A wave of green ripples in the breeze as Gertruda Domayo stoops over to pull a tangle of weeds from her soybean fields in Nakahegwa, Tanzania. She loosens the soil with her hoe, freeing the weeds with quick flicks of her wrist. The small pods on her evenly spaced plants will be ready to harvest in a month.
There has long been a market for soybeans in Tanzania, but before Catholic Relief Services' project Soya ni Pesa, farmers like Gertruda didn't profit much from the demand. The project means "soybeans are money"—and the name rings true for Gertruda and other farmers who can now get fair prices for their harvests. With funding from the U.S. Department of Agriculture, CRS is teaching farmers how to to sell their soybeans collectively and use row spacing, pest control and fertilizer for improved yields. "There is a big difference in the harvest before and after the project," Gertruda says. "Before this project began, the yield was very minimal because we were farming without modern technology. You could get at least 1½ sacks if you put in a lot of hard work. There was drought last year, but we still managed a good harvest compared to when we used to plant using traditional ways—I harvested three bags."
Uniting to Earn More
Soybeans have been planted for years in Tanzania , but small-scale farmers could not attract large feed manufacturers on their own. Instead, manufacturers turned to imported soybeans from India or nearby Zambia to help meet demand. Meanwhile, middlemen dictated the price of the soybeans Gertruda and other farmers grew.
"We used to sell haphazardly, without a plan." Gertruda says. "Sometimes they would buy our soybeans for [30 to 36 cents] for [a] big tin." To help change that, Soya ni Pesa grouped farmers into committees and linked them to markets to help them earn up to four times more for their beans.

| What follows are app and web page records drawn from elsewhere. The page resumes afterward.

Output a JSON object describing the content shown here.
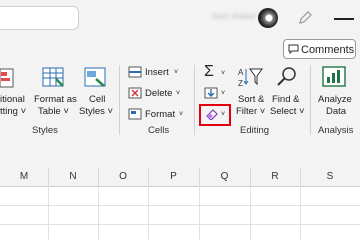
{
  "titlebar": {
    "user_name": "Nem Shakel"
  },
  "comments": {
    "label": "Comments"
  },
  "styles": {
    "conditional_l1": "itional",
    "conditional_l2": "tting ˅",
    "format_table_l1": "Format as",
    "format_table_l2": "Table ˅",
    "cell_styles_l1": "Cell",
    "cell_styles_l2": "Styles ˅",
    "group": "Styles"
  },
  "cells": {
    "insert": "Insert",
    "delete": "Delete",
    "format": "Format",
    "group": "Cells"
  },
  "editing": {
    "sort_l1": "Sort &",
    "sort_l2": "Filter ˅",
    "find_l1": "Find &",
    "find_l2": "Select ˅",
    "group": "Editing"
  },
  "analysis": {
    "l1": "Analyze",
    "l2": "Data",
    "group": "Analysis"
  },
  "columns": [
    "M",
    "N",
    "O",
    "P",
    "Q",
    "R",
    "S"
  ],
  "colors": {
    "accent_green": "#217346",
    "highlight_red": "#e2000f"
  }
}
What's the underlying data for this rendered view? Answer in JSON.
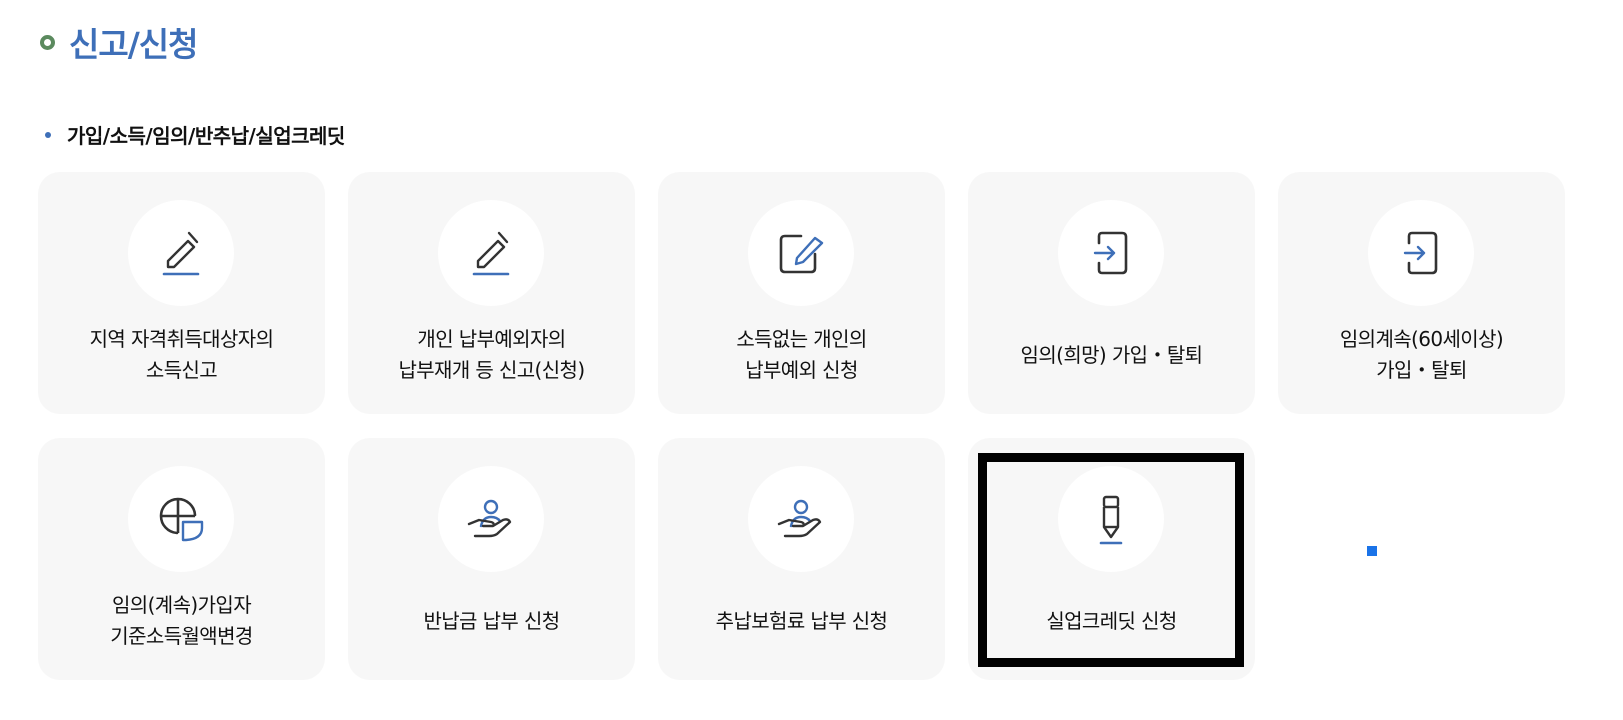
{
  "page": {
    "title": "신고/신청"
  },
  "section": {
    "heading": "가입/소득/임의/반추납/실업크레딧"
  },
  "cards": [
    {
      "label": "지역 자격취득대상자의\n소득신고",
      "icon": "pencil-edit-icon"
    },
    {
      "label": "개인 납부예외자의\n납부재개 등 신고(신청)",
      "icon": "pencil-edit-icon"
    },
    {
      "label": "소득없는 개인의\n납부예외 신청",
      "icon": "note-edit-icon"
    },
    {
      "label": "임의(희망) 가입・탈퇴",
      "icon": "sign-in-icon"
    },
    {
      "label": "임의계속(60세이상)\n가입・탈퇴",
      "icon": "sign-in-icon"
    },
    {
      "label": "임의(계속)가입자\n기준소득월액변경",
      "icon": "globe-shield-icon"
    },
    {
      "label": "반납금 납부 신청",
      "icon": "hand-person-icon"
    },
    {
      "label": "추납보험료 납부 신청",
      "icon": "hand-person-icon"
    },
    {
      "label": "실업크레딧 신청",
      "icon": "pencil-icon"
    }
  ],
  "colors": {
    "accent": "#3e6fb8",
    "icon_stroke": "#333333",
    "card_bg": "#f7f7f7",
    "title_bullet": "#5b8a5e"
  }
}
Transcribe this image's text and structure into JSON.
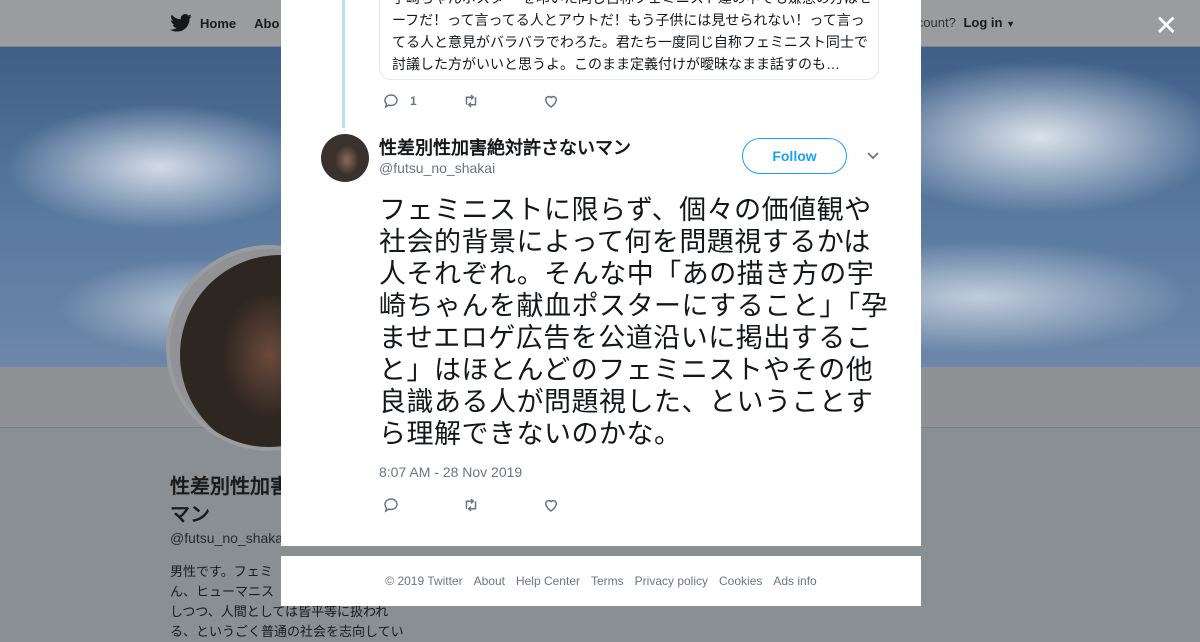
{
  "background": {
    "nav": {
      "home_label": "Home",
      "about_label": "Abo",
      "account_prompt": "count?",
      "login_label": "Log in"
    },
    "profile": {
      "name": "性差別性加害",
      "name_line2": "マン",
      "handle": "@futsu_no_shaka",
      "bio_lines": [
        "男性です。フェミ",
        "ん、ヒューマニス",
        "しつつ、人間としては皆平等に扱われ",
        "る、というごく普通の社会を志向してい"
      ]
    },
    "close_icon": "close-icon"
  },
  "modal": {
    "quoted_lines": [
      "子崎ちゃんポスター を叩いた同じ自称フェミニスト達の中でも嫌悪の方はセ",
      "ーフだ！って言ってる人とアウトだ！もう子供には見せられない！って言っ",
      "てる人と意見がバラバラでわろた。君たち一度同じ自称フェミニスト同士で",
      "討議した方がいいと思うよ。このまま定義付けが曖昧なまま話すのも…"
    ],
    "parent_actions": {
      "reply_count": "1"
    },
    "tweet": {
      "author_name": "性差別性加害絶対許さないマン",
      "author_handle": "@futsu_no_shakai",
      "follow_label": "Follow",
      "text": "フェミニストに限らず、個々の価値観や社会的背景によって何を問題視するかは人それぞれ。そんな中「あの描き方の宇崎ちゃんを献血ポスターにすること」「孕ませエロゲ広告を公道沿いに掲出すること」はほとんどのフェミニストやその他良識ある人が問題視した、ということすら理解できないのかな。",
      "timestamp": "8:07 AM - 28 Nov 2019"
    }
  },
  "footer": {
    "links": [
      "© 2019 Twitter",
      "About",
      "Help Center",
      "Terms",
      "Privacy policy",
      "Cookies",
      "Ads info"
    ]
  },
  "colors": {
    "accent": "#1da1f2",
    "muted": "#657786",
    "text": "#14171a"
  }
}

"[Soya ni Pesa] informed us about the genuine market prices, and so we ended up selling [at] a good price," Gertruda says. "We now know to hold on to our harvest and not sell without a plan."
As a result, Gertruda has seen her soybean profits jump from $30 to $180 a year. The added income has helped her rebuild her thatch-roofed home, which was damaged in a kitchen fire. Her new home is built with brick and a fire and leak-resistant iron roof. She can also afford better food for her family.

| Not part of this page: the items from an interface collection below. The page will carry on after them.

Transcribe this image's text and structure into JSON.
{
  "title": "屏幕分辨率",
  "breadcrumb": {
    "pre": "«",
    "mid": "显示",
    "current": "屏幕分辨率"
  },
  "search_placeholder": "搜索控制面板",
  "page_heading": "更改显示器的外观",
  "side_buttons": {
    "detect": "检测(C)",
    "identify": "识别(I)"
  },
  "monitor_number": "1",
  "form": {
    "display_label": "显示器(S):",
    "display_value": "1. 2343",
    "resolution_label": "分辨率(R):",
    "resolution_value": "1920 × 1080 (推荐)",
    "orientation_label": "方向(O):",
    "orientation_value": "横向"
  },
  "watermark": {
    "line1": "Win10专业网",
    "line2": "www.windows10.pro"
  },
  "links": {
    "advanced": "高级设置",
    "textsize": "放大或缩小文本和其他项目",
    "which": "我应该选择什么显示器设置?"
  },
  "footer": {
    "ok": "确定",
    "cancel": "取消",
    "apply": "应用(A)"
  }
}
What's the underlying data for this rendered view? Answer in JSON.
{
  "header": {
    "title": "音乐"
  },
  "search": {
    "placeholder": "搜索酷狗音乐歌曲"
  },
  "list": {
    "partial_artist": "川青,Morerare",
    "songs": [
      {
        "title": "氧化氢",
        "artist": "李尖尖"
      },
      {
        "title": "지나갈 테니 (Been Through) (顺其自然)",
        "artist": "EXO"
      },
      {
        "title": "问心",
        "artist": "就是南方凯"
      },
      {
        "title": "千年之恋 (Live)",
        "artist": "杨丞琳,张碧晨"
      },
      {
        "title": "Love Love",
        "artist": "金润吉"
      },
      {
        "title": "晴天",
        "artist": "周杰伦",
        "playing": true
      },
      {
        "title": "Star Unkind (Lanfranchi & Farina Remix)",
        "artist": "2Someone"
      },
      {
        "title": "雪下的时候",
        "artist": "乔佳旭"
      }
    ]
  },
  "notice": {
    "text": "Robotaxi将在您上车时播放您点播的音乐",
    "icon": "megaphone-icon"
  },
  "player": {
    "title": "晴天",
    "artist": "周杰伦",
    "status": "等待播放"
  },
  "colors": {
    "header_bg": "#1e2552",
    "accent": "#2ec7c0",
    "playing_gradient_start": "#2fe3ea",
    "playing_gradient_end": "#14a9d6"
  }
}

"The [advantage] of belonging to a group is the market is almost guaranteed," Gertruda says. "The committee bargains directly with the buyer and agrees on a good price. If we disagree on the price then we don't sell our soya, but if we do agree with them, the buyer is allowed to come and purchase our soya."
Handing Down Better Lives

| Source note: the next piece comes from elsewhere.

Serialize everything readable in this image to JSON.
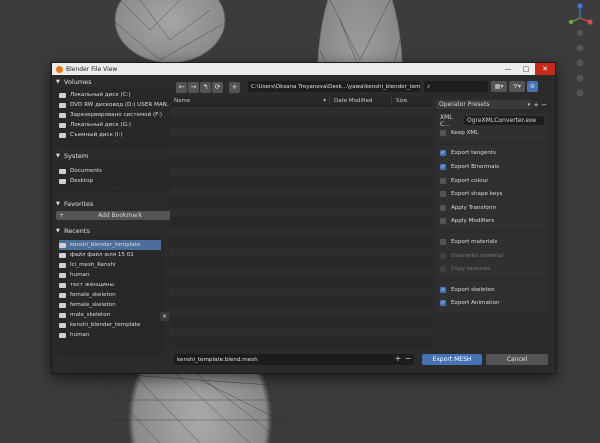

While she and her family dine on porridge and roasted corn, Gertruda imagines a future transformed by soybean production. She has learned that soybeans add nitrates to the soil that improve crops like corn. And because she earns more, her family eats better. "The project is helping all of us … from the children to the grandchildren, starting with me. We can now manage to cater for our daily needs …. We get enough food without any problems.
"I encourage my neighbors to join the Soy ni Pesa project so they can also improve their income," Gertruda says. "The project will help them move from poverty by increasing their [profits] and therefore change their lives for the better."
Sara A. Fajardo is the CRS regional information officer for East Africa and southern Africa. She is based in Nairobi, Kenya.